A pint of Prospect Brewery’s Silver Tally was soon in place to allow a perusal of the one sheet menu. It’s a very decent menu. The Flames assertion that The Cooktwit would be impressed was well founded.


I started off with a breaded pork schnitzel complete with apple and fennel slaw, pancetta crisp and a caper sauce (£5.95). The schnitzel was reassuring hot and moist, the slaw zingy and fresh. I was well pleased. The Flame didn’t have a starter but she was beaming. She knew she’d put me on to a good thing.


We both had a main course. The flame had the pan fried salmon with green beans, capers, tomatoes, lemon and herb dressing and a hot portion of chips (£12.95).  Everything was piping hot, straight from the kitchen which is on view. The salmon cooked to perfection, chips, light and crisp and a decent salad. No limp lettuce here.


I reckon I won though. I had a roasted lamb shank, which came with carrot, celery, puy lentils, rosemary jus & braised red cabbage compote (£15.95). Not too sure where the carrot was, but in their place was cabbage and spring greens which were engulfed in a rich lentil laden gravy. The gravy itself then swamped round a suitable mound of hot, buttery mash. It was a delight. The lamb fell away with minimal teasing. I wolfed the lot.


As you know I always have a sweet and today was no exception. Even the flame had one! A huge dish of apple and rhubarb crumble and custard (£4.95). The crumble still sweet and crunchy despite the overflowing jus. I had a classic lemon tart with honeycomb and raspberry (£4.95). I could have done with some ice cream for added lustre, but it was nice enough.

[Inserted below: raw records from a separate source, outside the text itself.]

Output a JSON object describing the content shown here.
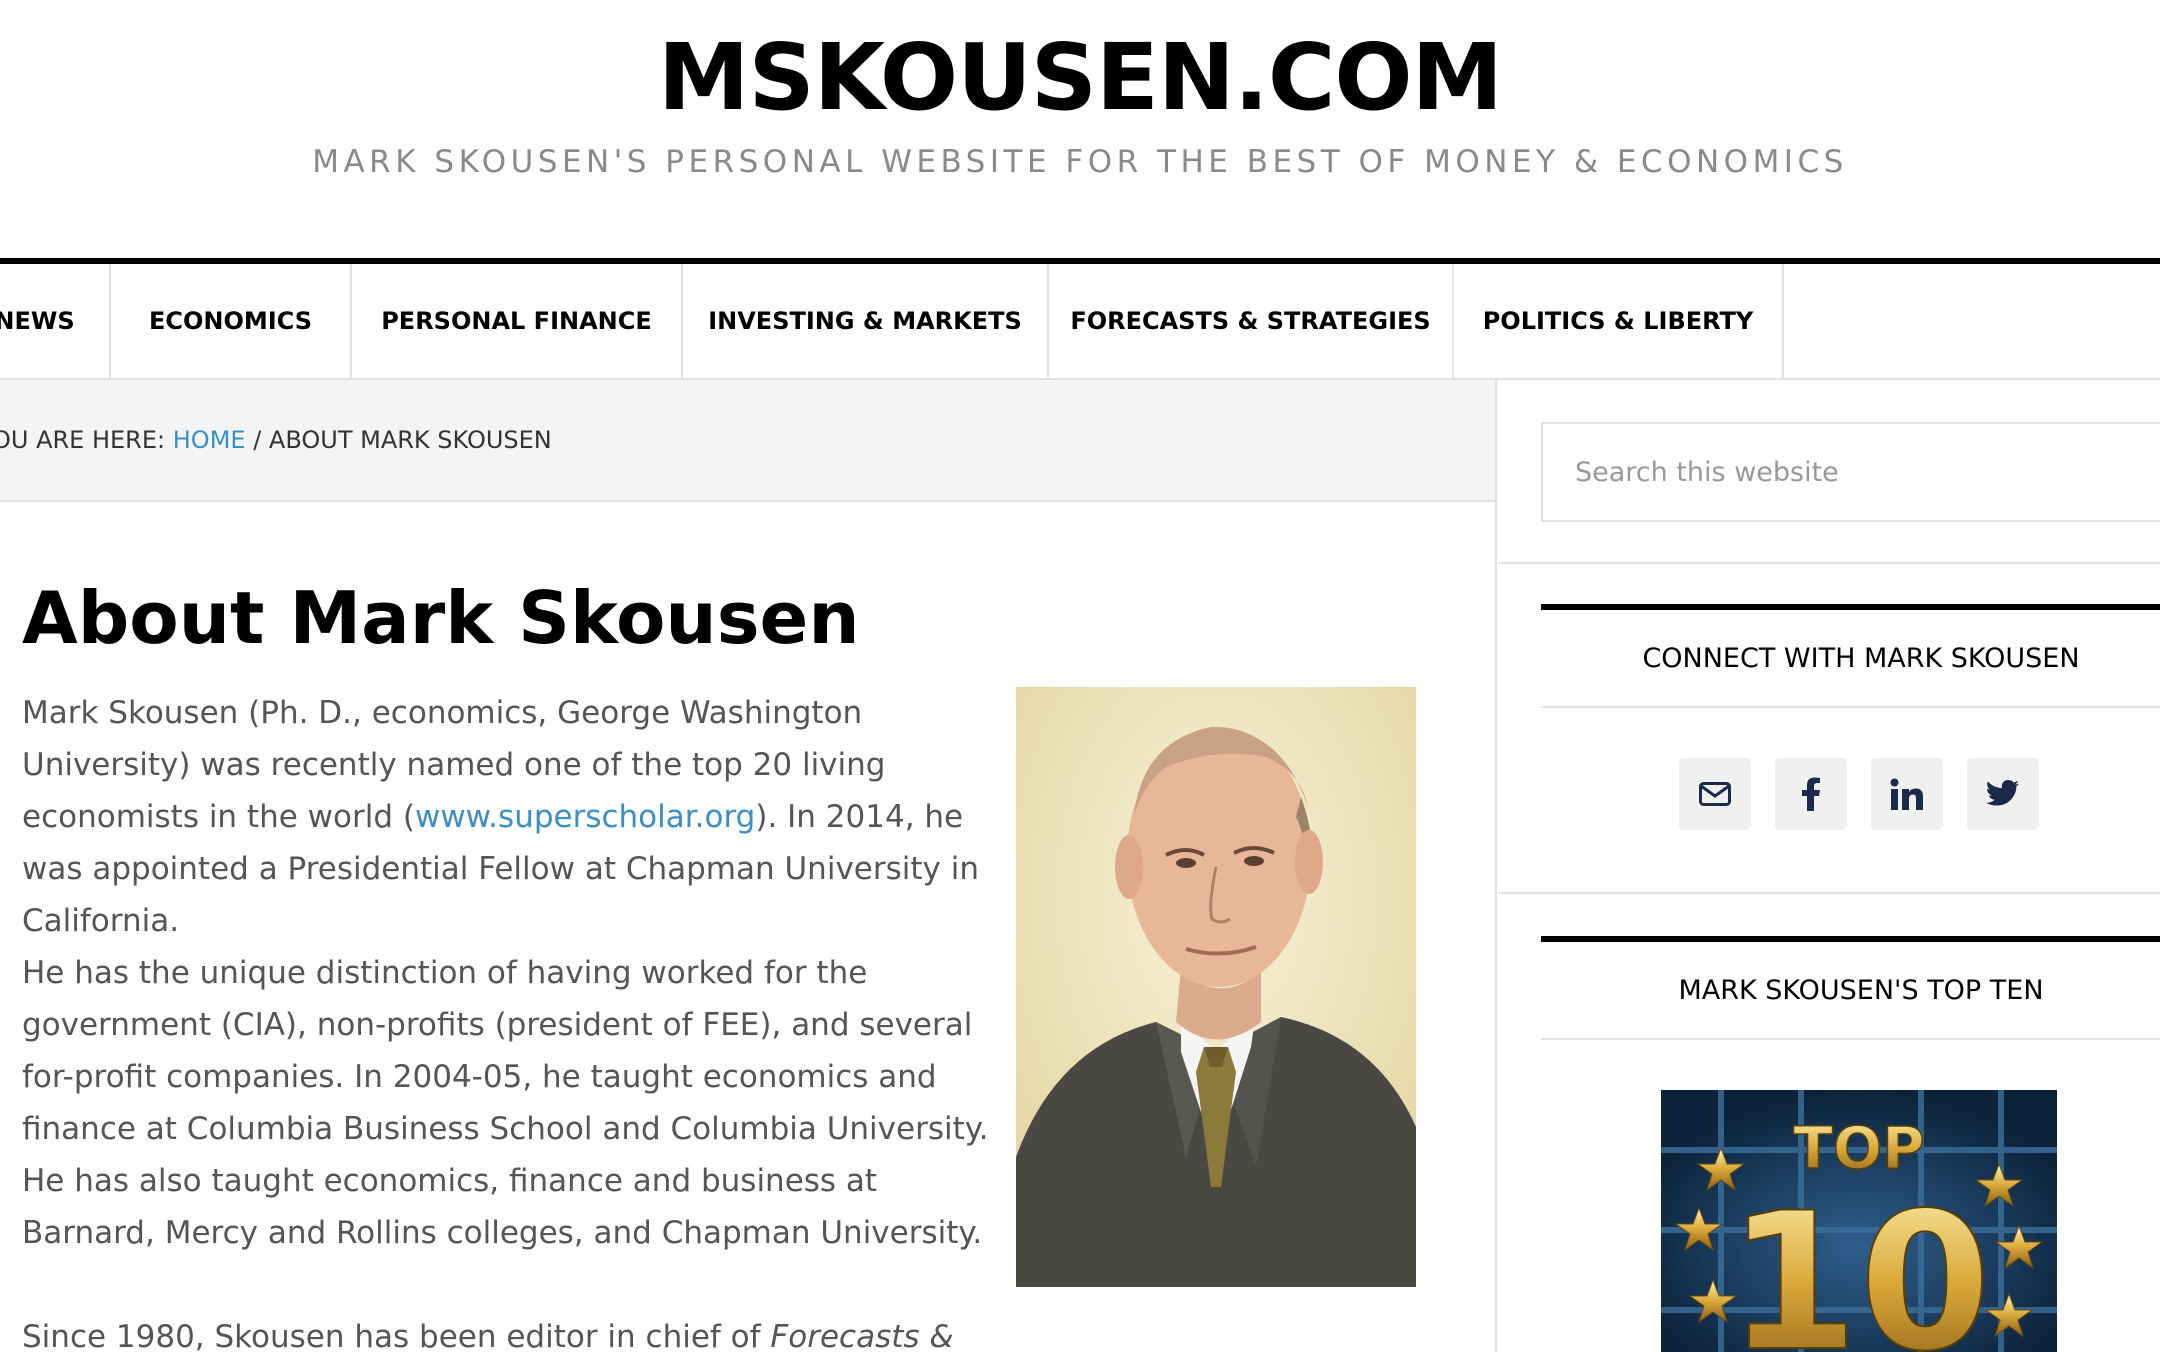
{
  "header": {
    "site_title": "MSKOUSEN.COM",
    "site_description": "MARK SKOUSEN'S PERSONAL WEBSITE FOR THE BEST OF MONEY & ECONOMICS"
  },
  "nav": {
    "items": [
      {
        "label": "NEWS"
      },
      {
        "label": "ECONOMICS"
      },
      {
        "label": "PERSONAL FINANCE"
      },
      {
        "label": "INVESTING & MARKETS"
      },
      {
        "label": "FORECASTS & STRATEGIES"
      },
      {
        "label": "POLITICS & LIBERTY"
      }
    ]
  },
  "breadcrumb": {
    "prefix": "OU ARE HERE: ",
    "home": "HOME",
    "separator": " / ",
    "current": "ABOUT MARK SKOUSEN"
  },
  "article": {
    "title": "About Mark Skousen",
    "p1_a": "Mark Skousen (Ph. D., economics, George Washington University) was recently named one of the top 20 living economists in the world (",
    "p1_link": "www.superscholar.org",
    "p1_b": ").  In 2014, he was appointed a Presidential Fellow at Chapman University in California.",
    "p2": "He has the unique distinction of having worked for the government (CIA), non-profits (president of FEE), and several for-profit companies.  In 2004-05, he taught economics and finance at Columbia Business School and Columbia University.  He has also taught economics, finance and business at Barnard, Mercy and Rollins colleges, and Chapman University.",
    "p3_a": "Since 1980, Skousen has been editor in chief of ",
    "p3_em": "Forecasts &"
  },
  "sidebar": {
    "search_placeholder": "Search this website",
    "connect_title": "CONNECT WITH MARK SKOUSEN",
    "social": [
      {
        "icon": "email-icon"
      },
      {
        "icon": "facebook-icon"
      },
      {
        "icon": "linkedin-icon"
      },
      {
        "icon": "twitter-icon"
      }
    ],
    "top_ten_title": "MARK SKOUSEN'S TOP TEN",
    "top_ten_image_text": {
      "top": "TOP",
      "number": "10"
    }
  },
  "colors": {
    "link": "#3a8fc8",
    "body_text": "#555555",
    "tagline": "#8a8a8a",
    "breadcrumb_bg": "#f4f4f4"
  }
}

I’d have to say looking at the quality of the food coming out; it’s a definite try again. Burgers, fish and chips all looked top notch. The ‘we want plates’ brigade might have a thing to say as there were plenty of boards slates and nets! The Boathouse only opened in 2014 with two executive chefs and a mantra to use local, seasonal produce and champion local ales. It’s a fine offer. Get down early in summer though I reckon this is going to be a popular place. It even has an ice cream parlour outside. What’s not to like?


And if you have a coffee you get a mini eccles cake…….

The Boathouse
Mill Lane
Appley Bridge
01257 252456